One feature of streams that I find especially symbolic is the paradox of their static yet dynamic nature. The location of the stream itself is fixed; you can always rely on its position to remain constant. The water flowing through the stream, however, is always different. The cool refreshing water is available to drink, but you will never consume the same water twice. When a body of water is referred to as “living water” in God’s word, it literally denotes a movement, or flow like that of a river. It can be relied on to be fresh and clean because of its procession.

I think this is especially applicable to our lives. We have to remember that God is our source of life, though his blessings and provision will continually take different shapes. The location of our source, however, will always stay the same. If we expect his grace to take the exact same form today that it did five years ago, then we may find ourselves disappointed with the taste of the water we drink.

So it is with the provision of God. His nature is unchanging, but His way with us continually adjusts to evolve us into holy beings. His provision changes in order to change us. God “provides” a plant to shade Jonah, then “provides” a worm to eat the plant in order to uncover deeper truth. He deals with us in ways unexpected to expose our sin and reveal His heart.

Teach me, Oh God. Help me to fervently take hold of the task you’ve given. Give me a constant awareness of the deeper implications that each seemingly mundane moment holds.
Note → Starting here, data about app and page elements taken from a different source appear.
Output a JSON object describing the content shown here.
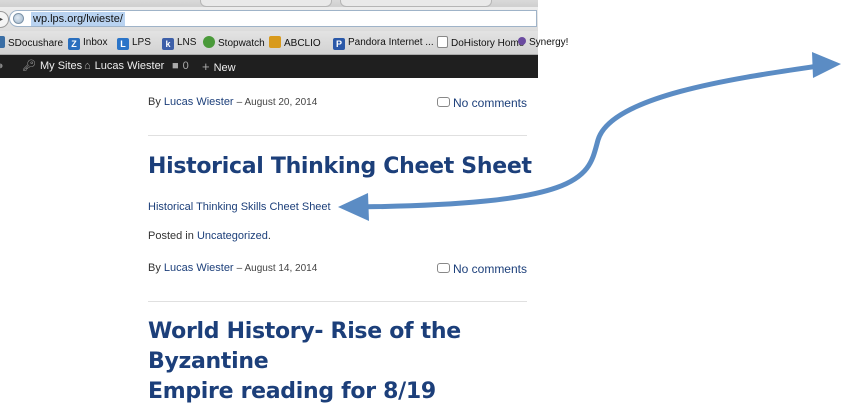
{
  "browser": {
    "url": "wp.lps.org/lwieste/",
    "bookmarks": [
      {
        "label": "SDocushare",
        "icon": "sdocushare-icon",
        "color": "#3a6ea5"
      },
      {
        "label": "Inbox",
        "icon": "zimbra-icon",
        "color": "#2a6fbe"
      },
      {
        "label": "LPS",
        "icon": "lps-icon",
        "color": "#2a74c8"
      },
      {
        "label": "LNS",
        "icon": "lns-icon",
        "color": "#3d5fa8"
      },
      {
        "label": "Stopwatch",
        "icon": "stopwatch-icon",
        "color": "#4a9a3a"
      },
      {
        "label": "ABCLIO",
        "icon": "abclio-icon",
        "color": "#d89a1c"
      },
      {
        "label": "Pandora Internet ...",
        "icon": "pandora-icon",
        "color": "#2a58a8"
      },
      {
        "label": "DoHistory Home",
        "icon": "page-icon",
        "color": "#ffffff"
      },
      {
        "label": "Synergy!",
        "icon": "synergy-icon",
        "color": "#6a4aa0"
      }
    ]
  },
  "admin_bar": {
    "my_sites": "My Sites",
    "site_name": "Lucas Wiester",
    "comments_count": "0",
    "new_label": "New"
  },
  "posts": [
    {
      "author_prefix": "By",
      "author": "Lucas Wiester",
      "date": "– August 20, 2014",
      "comments": "No comments"
    },
    {
      "title": "Historical Thinking Cheet Sheet",
      "link": "Historical Thinking Skills Cheet Sheet",
      "posted_prefix": "Posted in",
      "category": "Uncategorized",
      "category_suffix": ".",
      "author_prefix": "By",
      "author": "Lucas Wiester",
      "date": "– August 14, 2014",
      "comments": "No comments"
    },
    {
      "title_line1": "World History- Rise of the Byzantine",
      "title_line2": "Empire reading for 8/19"
    }
  ],
  "colors": {
    "link": "#1c3f7a",
    "arrow": "#5b8cc4",
    "admin_bar": "#1f1f1f"
  }
}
Help me to seek and be satisfied with the daily bread you provide to nourish and transform me. Lead me to streams of living water so that I may drink deeply, and teach my little lamb to do the same.

Saturday, February 14, 2009


I Love This Woman.